The young Dixit was also a talented scientist. At Mysore University, he studied for an MA in micro-biology, getting the highest marks in his year. Returning to his faculty for the first time in 16 years, to the obvious excitement of the students, he’s re-united with another of those who once taught him, professor KA Raveesha. ”I was disappointed when he went into music,” he tells me, “he was a very good research student.”
It was at university that Dixit learned to play guitar, after being teased by a guitar-playing student who told him it was “effeminate” to be a dancer. “So I said ‘give me two months and I’ll learn to play the guitar. But you’ve got to learn some classical dance steps.’” Dixit learned to play with help from Christian brothers at a seminary outside Mysore, and delighted his fellow students when he showed what he could do. Needless to say, the student who had made fun of him had learned no dance steps.
From then on, says Dixit “there was no looking back,” but it took him years to become a successful musician. He worked as a pharmaceutical researcher in Belgium, but quit after being invited to sing on a radio programme in Brussels – the response was so positive that he gave up science and headed back to India to become a singer. It wasn’t easy. He worked for a software company and then started writing jingles, “slowly recording my songs whenever I got a chunk of money from the jingles and could afford to hire some musicians. So my album was recorded over four or five years, with various musicians that I met.”

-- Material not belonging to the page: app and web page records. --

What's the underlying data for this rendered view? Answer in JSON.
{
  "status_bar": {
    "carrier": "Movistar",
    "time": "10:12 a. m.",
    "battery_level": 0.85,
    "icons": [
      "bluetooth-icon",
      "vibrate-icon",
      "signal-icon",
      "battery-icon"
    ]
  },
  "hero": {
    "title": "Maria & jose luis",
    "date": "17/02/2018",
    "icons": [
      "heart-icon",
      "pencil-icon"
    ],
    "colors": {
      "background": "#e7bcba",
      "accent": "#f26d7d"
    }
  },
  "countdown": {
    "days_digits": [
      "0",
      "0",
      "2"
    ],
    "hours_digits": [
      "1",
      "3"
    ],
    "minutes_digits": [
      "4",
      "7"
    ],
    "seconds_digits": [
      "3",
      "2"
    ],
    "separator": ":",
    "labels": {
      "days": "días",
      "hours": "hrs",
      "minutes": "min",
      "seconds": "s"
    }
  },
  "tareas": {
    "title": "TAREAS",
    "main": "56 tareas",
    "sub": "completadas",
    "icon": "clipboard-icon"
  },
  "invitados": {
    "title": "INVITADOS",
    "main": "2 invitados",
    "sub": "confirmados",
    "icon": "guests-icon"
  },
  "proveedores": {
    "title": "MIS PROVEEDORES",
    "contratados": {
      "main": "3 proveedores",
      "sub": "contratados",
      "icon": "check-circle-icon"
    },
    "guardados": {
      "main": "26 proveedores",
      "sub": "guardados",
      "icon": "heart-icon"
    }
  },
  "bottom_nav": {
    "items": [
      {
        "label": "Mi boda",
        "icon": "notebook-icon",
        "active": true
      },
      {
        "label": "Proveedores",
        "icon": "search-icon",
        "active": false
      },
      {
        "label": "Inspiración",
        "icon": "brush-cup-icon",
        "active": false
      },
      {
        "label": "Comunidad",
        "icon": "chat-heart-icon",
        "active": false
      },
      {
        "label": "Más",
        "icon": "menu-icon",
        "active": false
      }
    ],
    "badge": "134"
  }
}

The album, with its emphasis on songs in Kannada, was released in India in 2007, and Dixit used the money he earned from sales or concerts to promote his career in the West “and it wasn’t easy. I could have lived a very luxurious life with the kind of money I’ve spent, that I earned from concerts here in India.” But his bravery is paying off. At the end of last year he was invited to play on the BBC’s Later With Jools programme alongside Robert Plant and Arcade Fire “who I didn’t have a clue about, but they were magnificent.” He admitted that he had never heard of Jools Holland either, and was worried whether he had been right to accept “because I wondered why I had spent so much money coming all the way from India just to play one song, four minutes long.”
Since then, his profile in the UK has completely changed. His album has spent months in the world music charts, and, according to Dixit, “it became the highest download album on iTunes.” He was invited to become an Artist in Residence at London’s Southbank Centre, and in April 2011 he opened the Southbank’s Alchemy festival with a remarkable show in which he was joined by the dancer Gauri Sharma Tripathi and four members of Bellowhead. According to Southbank’s artistic director Jude Kelly, there are plans for a “long-term relationship, lasting a couple of years at least,” while for his part Dixit is keen to explore multi-media projects, mixing his songs with dance, and including collaborations with his wife Mayuri Upadhya who runs a “very Indian contemporary” dance troupe. He has all the makings of a highly original Indian superstar.